What you have to do: What you return should be the full listing, exactly as given.

Material to process:
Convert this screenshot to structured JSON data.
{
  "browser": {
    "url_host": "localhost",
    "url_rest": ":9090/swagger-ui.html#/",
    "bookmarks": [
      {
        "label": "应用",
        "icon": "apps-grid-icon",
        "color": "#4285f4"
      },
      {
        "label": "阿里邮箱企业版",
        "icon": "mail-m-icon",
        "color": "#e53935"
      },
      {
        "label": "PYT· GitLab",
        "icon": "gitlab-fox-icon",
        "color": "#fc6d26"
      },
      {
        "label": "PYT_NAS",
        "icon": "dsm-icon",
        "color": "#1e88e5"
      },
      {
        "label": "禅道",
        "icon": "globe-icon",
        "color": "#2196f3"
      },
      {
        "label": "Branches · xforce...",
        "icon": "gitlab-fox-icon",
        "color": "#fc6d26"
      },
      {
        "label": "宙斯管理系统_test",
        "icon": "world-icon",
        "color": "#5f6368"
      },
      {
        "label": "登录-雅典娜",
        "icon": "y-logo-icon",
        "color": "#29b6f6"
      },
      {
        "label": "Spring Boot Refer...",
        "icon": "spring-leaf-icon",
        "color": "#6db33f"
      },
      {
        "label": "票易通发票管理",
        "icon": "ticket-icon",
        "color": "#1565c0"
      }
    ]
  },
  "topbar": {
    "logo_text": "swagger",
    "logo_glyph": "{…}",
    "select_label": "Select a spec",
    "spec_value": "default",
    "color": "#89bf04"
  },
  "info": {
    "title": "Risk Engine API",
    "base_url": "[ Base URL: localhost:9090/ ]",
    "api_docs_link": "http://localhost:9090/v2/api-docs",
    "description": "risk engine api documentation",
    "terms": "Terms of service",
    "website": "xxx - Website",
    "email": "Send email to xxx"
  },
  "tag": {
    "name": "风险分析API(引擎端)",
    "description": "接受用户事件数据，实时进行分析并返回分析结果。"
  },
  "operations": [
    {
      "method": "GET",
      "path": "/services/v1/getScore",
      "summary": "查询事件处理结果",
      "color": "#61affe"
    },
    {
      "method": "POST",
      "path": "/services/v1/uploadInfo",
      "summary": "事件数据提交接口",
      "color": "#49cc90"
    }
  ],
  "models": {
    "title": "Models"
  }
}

Answer space:
Convert this screenshot to structured JSON data.
{
  "browser": {
    "url_host": "localhost",
    "url_rest": ":9090/swagger-ui.html#/",
    "bookmarks": [
      {
        "label": "应用",
        "icon": "apps-grid-icon",
        "color": "#4285f4"
      },
      {
        "label": "阿里邮箱企业版",
        "icon": "mail-m-icon",
        "color": "#e53935"
      },
      {
        "label": "PYT· GitLab",
        "icon": "gitlab-fox-icon",
        "color": "#fc6d26"
      },
      {
        "label": "PYT_NAS",
        "icon": "dsm-icon",
        "color": "#1e88e5"
      },
      {
        "label": "禅道",
        "icon": "globe-icon",
        "color": "#2196f3"
      },
      {
        "label": "Branches · xforce...",
        "icon": "gitlab-fox-icon",
        "color": "#fc6d26"
      },
      {
        "label": "宙斯管理系统_test",
        "icon": "world-icon",
        "color": "#5f6368"
      },
      {
        "label": "登录-雅典娜",
        "icon": "y-logo-icon",
        "color": "#29b6f6"
      },
      {
        "label": "Spring Boot Refer...",
        "icon": "spring-leaf-icon",
        "color": "#6db33f"
      },
      {
        "label": "票易通发票管理",
        "icon": "ticket-icon",
        "color": "#1565c0"
      }
    ]
  },
  "topbar": {
    "logo_text": "swagger",
    "logo_glyph": "{…}",
    "select_label": "Select a spec",
    "spec_value": "default",
    "color": "#89bf04"
  },
  "info": {
    "title": "Risk Engine API",
    "base_url": "[ Base URL: localhost:9090/ ]",
    "api_docs_link": "http://localhost:9090/v2/api-docs",
    "description": "risk engine api documentation",
    "terms": "Terms of service",
    "website": "xxx - Website",
    "email": "Send email to xxx"
  },
  "tag": {
    "name": "风险分析API(引擎端)",
    "description": "接受用户事件数据，实时进行分析并返回分析结果。"
  },
  "operations": [
    {
      "method": "GET",
      "path": "/services/v1/getScore",
      "summary": "查询事件处理结果",
      "color": "#61affe"
    },
    {
      "method": "POST",
      "path": "/services/v1/uploadInfo",
      "summary": "事件数据提交接口",
      "color": "#49cc90"
    }
  ],
  "models": {
    "title": "Models"
  }
}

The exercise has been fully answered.